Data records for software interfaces

BEGIN

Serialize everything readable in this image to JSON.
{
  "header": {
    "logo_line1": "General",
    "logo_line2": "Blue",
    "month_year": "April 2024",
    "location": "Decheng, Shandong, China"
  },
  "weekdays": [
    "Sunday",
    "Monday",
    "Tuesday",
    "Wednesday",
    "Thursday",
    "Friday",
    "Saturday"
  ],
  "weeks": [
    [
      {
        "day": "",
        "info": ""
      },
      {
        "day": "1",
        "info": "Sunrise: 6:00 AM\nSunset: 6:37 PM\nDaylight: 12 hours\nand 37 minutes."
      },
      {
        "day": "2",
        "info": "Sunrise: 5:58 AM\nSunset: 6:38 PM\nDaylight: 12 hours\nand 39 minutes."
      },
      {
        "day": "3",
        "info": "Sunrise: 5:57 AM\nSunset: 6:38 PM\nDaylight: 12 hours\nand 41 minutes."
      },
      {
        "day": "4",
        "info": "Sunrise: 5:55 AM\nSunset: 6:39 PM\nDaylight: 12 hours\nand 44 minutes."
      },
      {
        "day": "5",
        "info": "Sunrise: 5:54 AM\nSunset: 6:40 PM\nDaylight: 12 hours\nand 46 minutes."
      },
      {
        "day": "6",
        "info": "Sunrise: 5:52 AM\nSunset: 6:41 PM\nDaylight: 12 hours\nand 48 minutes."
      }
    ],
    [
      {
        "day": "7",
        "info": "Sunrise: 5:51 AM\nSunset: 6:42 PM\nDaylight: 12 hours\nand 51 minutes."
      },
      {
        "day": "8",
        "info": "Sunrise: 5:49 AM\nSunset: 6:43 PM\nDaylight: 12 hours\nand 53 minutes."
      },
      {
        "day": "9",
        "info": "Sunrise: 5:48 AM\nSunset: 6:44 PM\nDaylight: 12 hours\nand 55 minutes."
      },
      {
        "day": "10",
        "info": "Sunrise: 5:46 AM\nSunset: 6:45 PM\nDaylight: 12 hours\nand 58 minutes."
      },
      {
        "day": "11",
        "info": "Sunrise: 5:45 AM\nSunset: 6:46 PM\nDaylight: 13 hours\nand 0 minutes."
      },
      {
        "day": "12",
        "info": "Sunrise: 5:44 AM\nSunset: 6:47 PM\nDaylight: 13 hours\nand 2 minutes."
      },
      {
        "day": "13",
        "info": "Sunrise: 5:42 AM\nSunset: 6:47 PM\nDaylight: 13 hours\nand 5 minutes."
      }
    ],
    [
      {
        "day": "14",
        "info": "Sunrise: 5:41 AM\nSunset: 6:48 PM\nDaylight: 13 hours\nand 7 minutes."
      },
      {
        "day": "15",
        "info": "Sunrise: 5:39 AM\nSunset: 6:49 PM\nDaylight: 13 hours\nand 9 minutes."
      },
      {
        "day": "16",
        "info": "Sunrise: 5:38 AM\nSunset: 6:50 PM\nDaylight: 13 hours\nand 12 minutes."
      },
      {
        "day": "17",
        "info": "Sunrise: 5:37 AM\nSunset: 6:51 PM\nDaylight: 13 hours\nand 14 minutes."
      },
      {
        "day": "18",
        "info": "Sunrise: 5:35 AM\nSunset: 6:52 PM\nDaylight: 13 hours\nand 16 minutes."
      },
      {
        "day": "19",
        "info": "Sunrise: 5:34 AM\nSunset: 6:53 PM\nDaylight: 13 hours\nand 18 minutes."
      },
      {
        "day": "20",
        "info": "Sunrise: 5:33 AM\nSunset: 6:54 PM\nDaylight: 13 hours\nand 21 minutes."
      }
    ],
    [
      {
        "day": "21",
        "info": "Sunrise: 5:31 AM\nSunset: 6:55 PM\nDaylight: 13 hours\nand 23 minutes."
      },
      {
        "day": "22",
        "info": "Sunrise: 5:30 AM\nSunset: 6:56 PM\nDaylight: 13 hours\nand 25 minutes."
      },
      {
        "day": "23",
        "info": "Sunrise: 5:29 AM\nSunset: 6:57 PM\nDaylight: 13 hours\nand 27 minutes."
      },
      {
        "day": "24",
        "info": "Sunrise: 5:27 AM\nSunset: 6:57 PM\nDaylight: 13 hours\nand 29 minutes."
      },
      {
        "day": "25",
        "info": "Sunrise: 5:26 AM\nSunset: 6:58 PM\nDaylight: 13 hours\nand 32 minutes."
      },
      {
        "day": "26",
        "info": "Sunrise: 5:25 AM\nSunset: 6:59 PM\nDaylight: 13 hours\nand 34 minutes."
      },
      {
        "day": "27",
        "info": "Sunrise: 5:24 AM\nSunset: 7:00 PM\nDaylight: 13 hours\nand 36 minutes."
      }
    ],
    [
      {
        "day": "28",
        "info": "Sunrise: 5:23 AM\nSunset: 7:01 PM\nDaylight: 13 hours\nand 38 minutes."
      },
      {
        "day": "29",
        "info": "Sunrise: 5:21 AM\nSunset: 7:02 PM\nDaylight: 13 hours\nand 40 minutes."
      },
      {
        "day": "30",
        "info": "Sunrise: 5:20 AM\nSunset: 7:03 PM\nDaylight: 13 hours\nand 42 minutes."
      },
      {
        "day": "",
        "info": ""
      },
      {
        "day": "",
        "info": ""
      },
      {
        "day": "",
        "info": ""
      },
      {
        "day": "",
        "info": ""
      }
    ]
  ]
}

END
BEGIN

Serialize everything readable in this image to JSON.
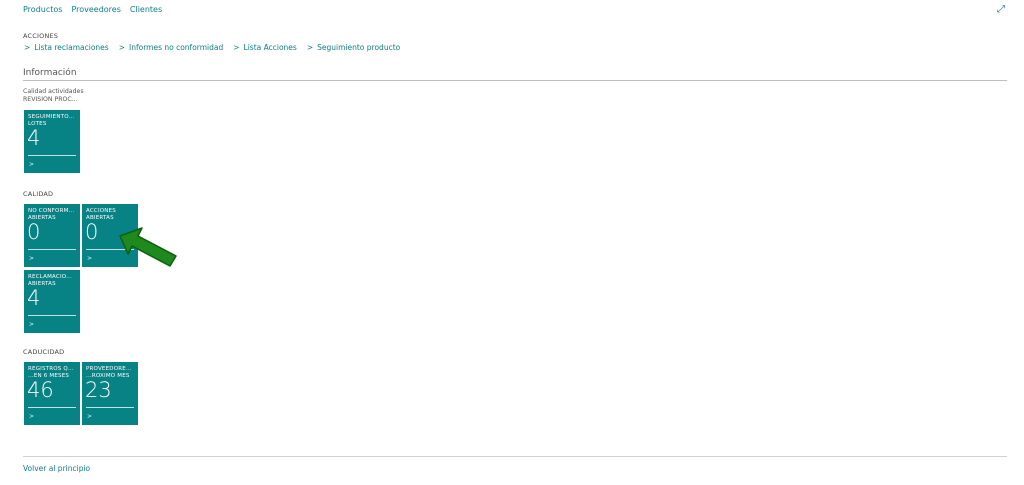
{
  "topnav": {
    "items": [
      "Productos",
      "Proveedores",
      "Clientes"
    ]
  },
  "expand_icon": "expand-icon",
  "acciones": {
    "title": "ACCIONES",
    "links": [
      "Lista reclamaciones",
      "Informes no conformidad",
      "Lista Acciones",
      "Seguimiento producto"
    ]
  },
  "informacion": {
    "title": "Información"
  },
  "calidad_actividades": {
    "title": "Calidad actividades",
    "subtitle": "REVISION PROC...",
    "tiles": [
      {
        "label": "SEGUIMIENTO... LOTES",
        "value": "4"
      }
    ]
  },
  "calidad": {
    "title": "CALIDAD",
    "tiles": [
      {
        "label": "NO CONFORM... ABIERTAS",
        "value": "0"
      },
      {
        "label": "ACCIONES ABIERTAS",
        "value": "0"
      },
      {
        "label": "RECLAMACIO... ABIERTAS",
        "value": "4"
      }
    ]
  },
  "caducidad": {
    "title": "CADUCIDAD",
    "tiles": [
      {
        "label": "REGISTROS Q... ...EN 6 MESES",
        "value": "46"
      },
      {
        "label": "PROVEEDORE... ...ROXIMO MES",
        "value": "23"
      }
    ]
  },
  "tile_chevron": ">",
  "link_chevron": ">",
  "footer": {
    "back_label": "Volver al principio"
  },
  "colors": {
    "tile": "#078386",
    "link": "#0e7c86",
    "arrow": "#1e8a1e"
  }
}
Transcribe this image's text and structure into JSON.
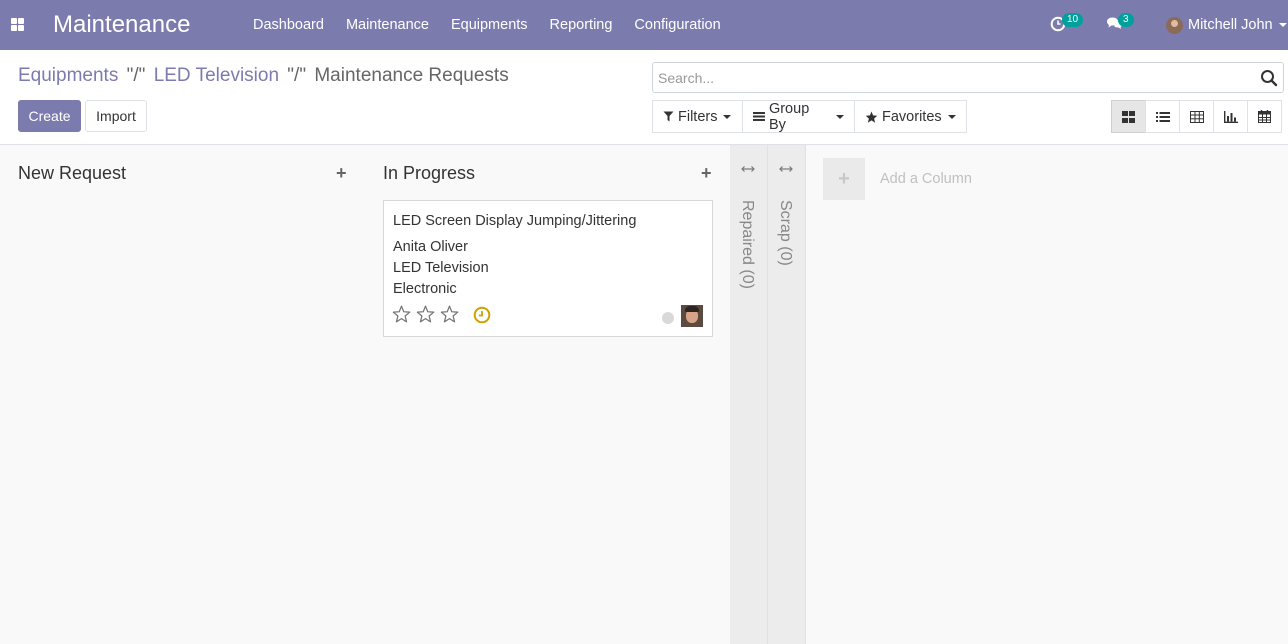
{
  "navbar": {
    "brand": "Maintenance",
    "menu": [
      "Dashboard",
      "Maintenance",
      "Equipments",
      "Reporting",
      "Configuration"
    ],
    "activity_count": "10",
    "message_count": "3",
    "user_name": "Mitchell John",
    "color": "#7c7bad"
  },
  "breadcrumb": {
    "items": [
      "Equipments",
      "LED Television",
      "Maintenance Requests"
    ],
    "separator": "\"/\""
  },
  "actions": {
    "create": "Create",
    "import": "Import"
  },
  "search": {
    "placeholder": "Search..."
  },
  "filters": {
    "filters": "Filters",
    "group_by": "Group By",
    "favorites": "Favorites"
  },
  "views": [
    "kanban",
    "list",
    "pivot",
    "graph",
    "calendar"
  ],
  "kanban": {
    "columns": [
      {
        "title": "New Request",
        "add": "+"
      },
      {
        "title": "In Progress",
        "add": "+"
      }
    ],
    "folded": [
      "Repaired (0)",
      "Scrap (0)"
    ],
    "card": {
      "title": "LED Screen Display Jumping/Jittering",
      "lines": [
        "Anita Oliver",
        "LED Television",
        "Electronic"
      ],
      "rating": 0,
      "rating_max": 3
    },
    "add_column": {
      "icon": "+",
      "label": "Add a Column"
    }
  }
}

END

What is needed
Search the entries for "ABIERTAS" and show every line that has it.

Task response
        "label": "NO CONFORM... ABIERTAS",
        "label": "ACCIONES ABIERTAS",
        "label": "RECLAMACIO... ABIERTAS",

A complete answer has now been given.